Given a Rotten Tomato score of 28%, I don’t find it to controversial to say I don’t recommend this movie as a critic. Despite finding that the Guy Ritchie version of the legend of King Arthur, to overall be a failure it is a very interesting mess. The film stars Charlie Hunnam who is our tough guy protagonist who seems to know where to get a modern David Beckham haircut in Medieval times. I concede that maybe you can enjoy the film if you don’t think about it, but it even hardly put a simple story narrative together. Here are great story elements that King Arthur: Legend of The Sword just didn’t seem to get right.
Knowing What Kind of Story Your Telling?
After watching this film, I felt there was three distinct, clashing genre threads being woven that was cool at parts but sort of proved that the people making this didn’t really grasp what they were going for. The beginning of the movie has a bizarre sequence in which everything is shot as if it’s a gangster heist movie where we have people standing around a table discussing how events are going to go down, then we see them actually happening and there using whip pans across the table to show different people chiming in. This actually sparked my interest for a second, because I thought maybe this was going to be an odd experimental genre-bent film in which It kind of has Medieval times crime boss rise to power story but then they don’t. I think like this moment and another scene where the try to pretty much snipe the king on the grassy knoll but besides that this idea kind of gets abandoned, which makes these scenes out of place.

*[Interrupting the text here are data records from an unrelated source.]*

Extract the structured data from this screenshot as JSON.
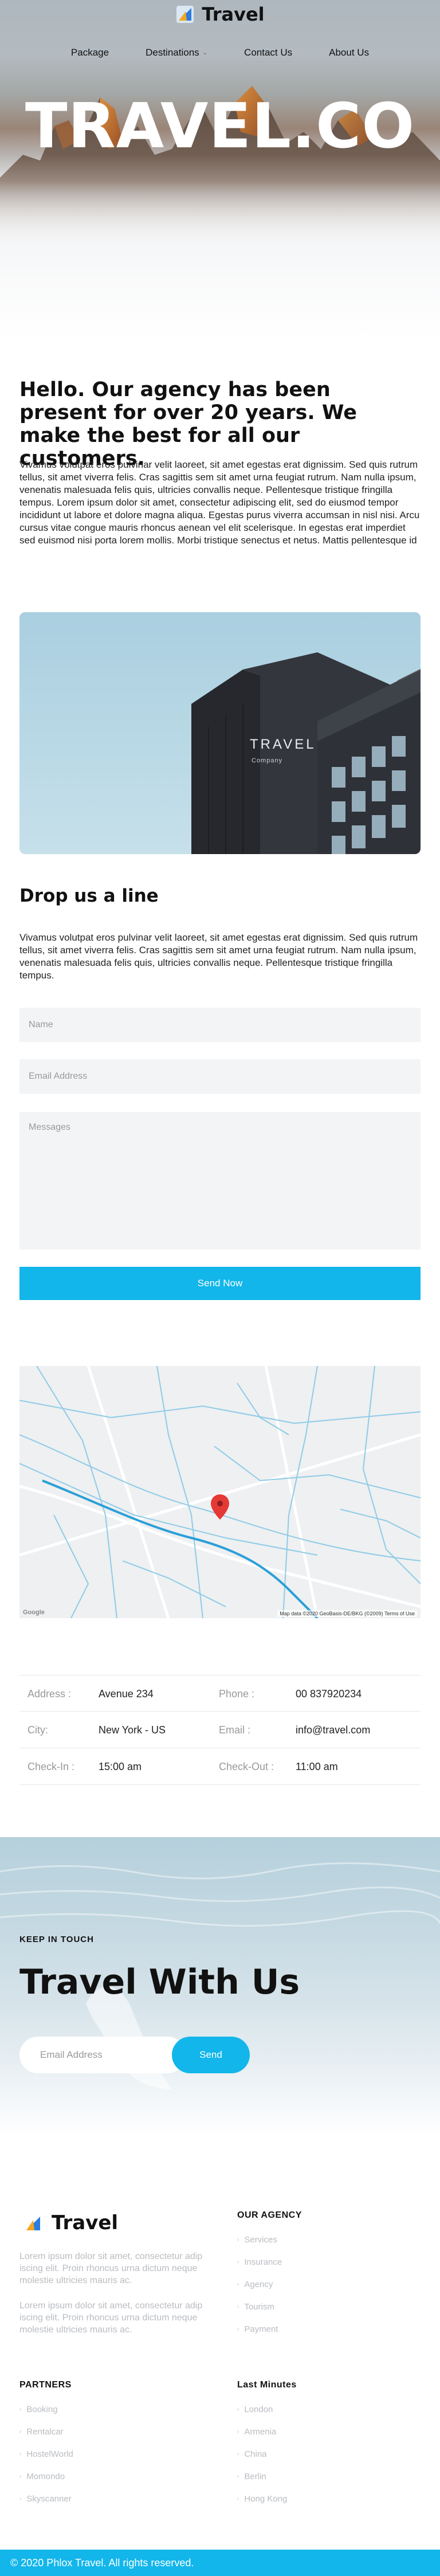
{
  "brand": {
    "name": "Travel"
  },
  "nav": {
    "items": [
      {
        "label": "Package"
      },
      {
        "label": "Destinations"
      },
      {
        "label": "Contact Us"
      },
      {
        "label": "About Us"
      }
    ]
  },
  "hero": {
    "title": "TRAVEL.CO"
  },
  "intro": {
    "heading": "Hello. Our agency has been present for over 20 years. We make the best for all our customers.",
    "body": "Vivamus volutpat eros pulvinar velit laoreet, sit amet egestas erat dignissim. Sed quis rutrum tellus, sit amet viverra felis. Cras sagittis sem sit amet urna feugiat rutrum. Nam nulla ipsum, venenatis malesuada felis quis, ultricies convallis neque. Pellentesque tristique fringilla tempus. Lorem ipsum dolor sit amet, consectetur adipiscing elit, sed do eiusmod tempor incididunt ut labore et dolore magna aliqua. Egestas purus viverra accumsan in nisl nisi. Arcu cursus vitae congue mauris rhoncus aenean vel elit scelerisque. In egestas erat imperdiet sed euismod nisi porta lorem mollis. Morbi tristique senectus et netus. Mattis pellentesque id"
  },
  "photo": {
    "sign_main": "TRAVEL",
    "sign_sub": "Company"
  },
  "contact": {
    "title": "Drop us a line",
    "body": "Vivamus volutpat eros pulvinar velit laoreet, sit amet egestas erat dignissim. Sed quis rutrum tellus, sit amet viverra felis. Cras sagittis sem sit amet urna feugiat rutrum. Nam nulla ipsum, venenatis malesuada felis quis, ultricies convallis neque. Pellentesque tristique fringilla tempus.",
    "name_placeholder": "Name",
    "email_placeholder": "Email Address",
    "message_placeholder": "Messages",
    "send_label": "Send Now"
  },
  "map": {
    "attribution": "Map data ©2020 GeoBasis-DE/BKG (©2009)   Terms of Use",
    "provider": "Google"
  },
  "info": {
    "rows": [
      {
        "l1": "Address :",
        "v1": "Avenue 234",
        "l2": "Phone :",
        "v2": "00 837920234"
      },
      {
        "l1": "City:",
        "v1": "New York - US",
        "l2": "Email :",
        "v2": "info@travel.com"
      },
      {
        "l1": "Check-In :",
        "v1": "15:00 am",
        "l2": "Check-Out :",
        "v2": "11:00 am"
      }
    ]
  },
  "newsletter": {
    "kicker": "KEEP IN TOUCH",
    "title": "Travel With Us",
    "email_placeholder": "Email Address",
    "send_label": "Send"
  },
  "footer": {
    "brand": "Travel",
    "text1": "Lorem ipsum dolor sit amet, consectetur adip iscing elit. Proin rhoncus urna dictum neque molestie ultricies mauris ac.",
    "text2": "Lorem ipsum dolor sit amet, consectetur adip iscing elit. Proin rhoncus urna dictum neque molestie ultricies mauris ac.",
    "agency_title": "OUR AGENCY",
    "agency_items": [
      "Services",
      "Insurance",
      "Agency",
      "Tourism",
      "Payment"
    ],
    "partners_title": "PARTNERS",
    "partners_items": [
      "Booking",
      "Rentalcar",
      "HostelWorld",
      "Momondo",
      "Skyscanner"
    ],
    "last_title": "Last Minutes",
    "last_items": [
      "London",
      "Armenia",
      "China",
      "Berlin",
      "Hong Kong"
    ],
    "copyright": "© 2020 Phlox Travel. All rights reserved."
  },
  "colors": {
    "accent": "#12b6ea",
    "text": "#111111",
    "muted": "#b9bcc1"
  }
}
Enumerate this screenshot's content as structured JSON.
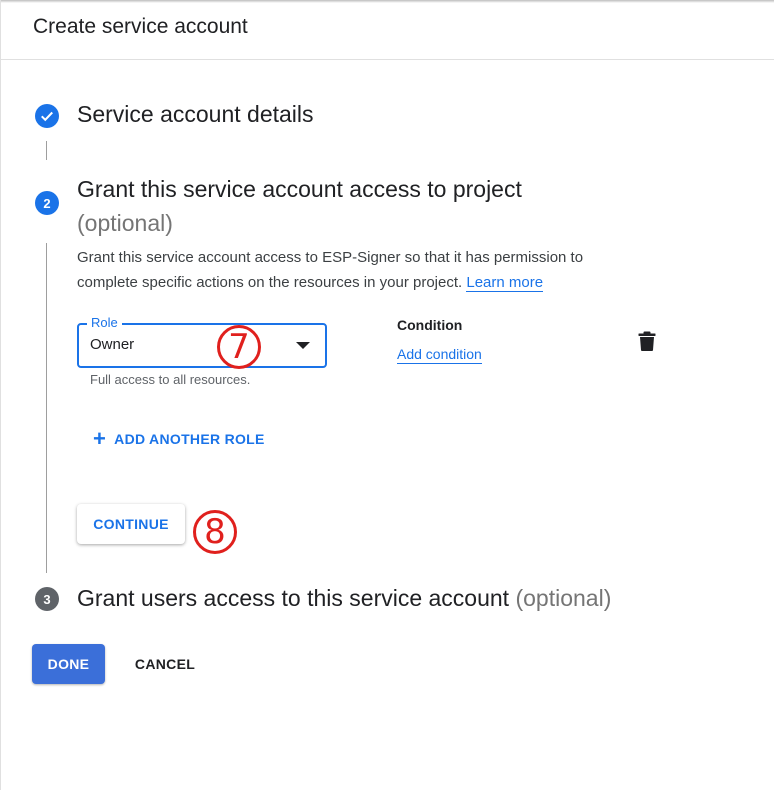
{
  "header": {
    "title": "Create service account"
  },
  "steps": [
    {
      "number": "",
      "state": "done",
      "icon": "check-icon",
      "title": "Service account details"
    },
    {
      "number": "2",
      "state": "active",
      "title": "Grant this service account access to project",
      "optional": "(optional)",
      "description": "Grant this service account access to ESP-Signer so that it has permission to complete specific actions on the resources in your project.",
      "learn_more": "Learn more"
    },
    {
      "number": "3",
      "state": "inactive",
      "title": "Grant users access to this service account",
      "optional": "(optional)"
    }
  ],
  "role": {
    "label": "Role",
    "value": "Owner",
    "hint": "Full access to all resources.",
    "icon": "dropdown-arrow-icon"
  },
  "condition": {
    "label": "Condition",
    "link": "Add condition"
  },
  "delete_icon": "trash-icon",
  "add_role": {
    "icon": "plus-icon",
    "label": "ADD ANOTHER ROLE"
  },
  "buttons": {
    "continue": "CONTINUE",
    "done": "DONE",
    "cancel": "CANCEL"
  },
  "annotations": {
    "first": "7",
    "second": "8",
    "color": "#e0201d"
  },
  "colors": {
    "accent": "#1a73e8",
    "primary_button": "#3b6fd9",
    "inactive_step": "#5f6368"
  }
}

Then the 2nd Act of the movie primarily dedicates itself to being a Dungeons and Dragons Campaign. The fun trials and tribulations journey of enduring tough terrain and fighting hellish monsters is reduced to a minor montage. Fights with hordes of enemies and party members in precarious situations occur in a sort of impromptu D&D fashion to always have some sort of choice or tension happen so no one gets bored. Finally, the 3rd act of the film just wants to be Dark Souls or Skyrim. Some of the effects get painfully noticeable as there are very obvious moments when you can see Charlie Hunnam is swapped out with a 3-D. The generic enemies, poorly written dialogue, and heavy effect design I almost half expect the scene to be cut with an ad telling me I can pre-order with Game Stop today and receive free DLC with order.
It’s often a bad sign when you can’t remember any of the characters’ name. I remembered one… and something tells me when your the titular character and one of the most well known characters in all of literature I don’t think that one counts. I don’t what motivation the acting king had or why he was making deals with Ursula or why what he did in the end. There’s this witch, oracle woman played by Astrid Berges-Frisbey [credited as The Mage] and she’s the awful troupe of the character that has the power to do everything by herself, yet still acts passively and has to convince other characters to do what she is clearly capable of doing. For most of the film she just sort of controls crows to attack people and then towards the end she in Deus Ex Machina fashion decides to summon a giant snake to swallow someone. Seems like a skill or level of power that retroactively made every peril seemingly nonthreatening. I think the characters have some nice interactions playing off one another but in the way that The Wizard of Oz displays in the most simplest terms how vital all characters having a distinct motivation creates rich story, I can’t tell you why half of the ensemble are there.
Then there is the main character and his arc and it’s very simple, the final boss killed my father so I don’t want to fight Final boss but eventually must confront him to achieve my goal. The worst line in the movie hands down is when King Arthur tells final boss that he’s got some insurmountable will to fight and overcome this challenge and anyone still paying attention at this point should be saying “What are you talking About??”. King Arthur this whole movie as been about as begrudging to go on this journey as Rooster Cogburn in True Grit. He was heavily influenced by the mage to participate on this journey and never wanted to touch the sword that kept given you PTSD, I don’t understand how refuse the call to action so much, no have a definitive character shift and then pivot into the I’ve been willing to fight this whole time. At least Suicide Squad had a weird sit around the bar getting to know each other scene, develop characters in the slightest, and give the Wreck-It-Ralph just because we bad guy, doesn’t mean we are “bad” guy moment then fight the big bad.
I won’t to keep this short and to the point. People want to defend this movie with the argument that it doesn’t have to true to the “origins” or original story to be good. I would say change the title of the movie to Legend of The Sword, and rename the character to Sir Billy doesn’t change that the story elements of the movie are flawed. I think the movie does have some things to praise, like most medieval fantasy films the scenic locations where well found and the cinematography has it’s moments of good composition even at times if it seems to stylize the narrative in a way that doesn’t truly fit. I think Guy Ritchie even displays vision even if it is cluttered or messy for most of this. I think there are better visual spectacle films and better action based films out their to see over this movie, that why I personally wouldn’t recommend seeing this one, but I have encountered reviews with strong praise for this movie. So considered yourself warned but if you liked or still want to see King Arthur: Legend of The Sword let me know with a comment below why you think it’s awesome. Thanks for reading, always appreciated and I’ll see you at the movies.
Image From King Arthur: Legend of The Sword [credit: Warner Bros]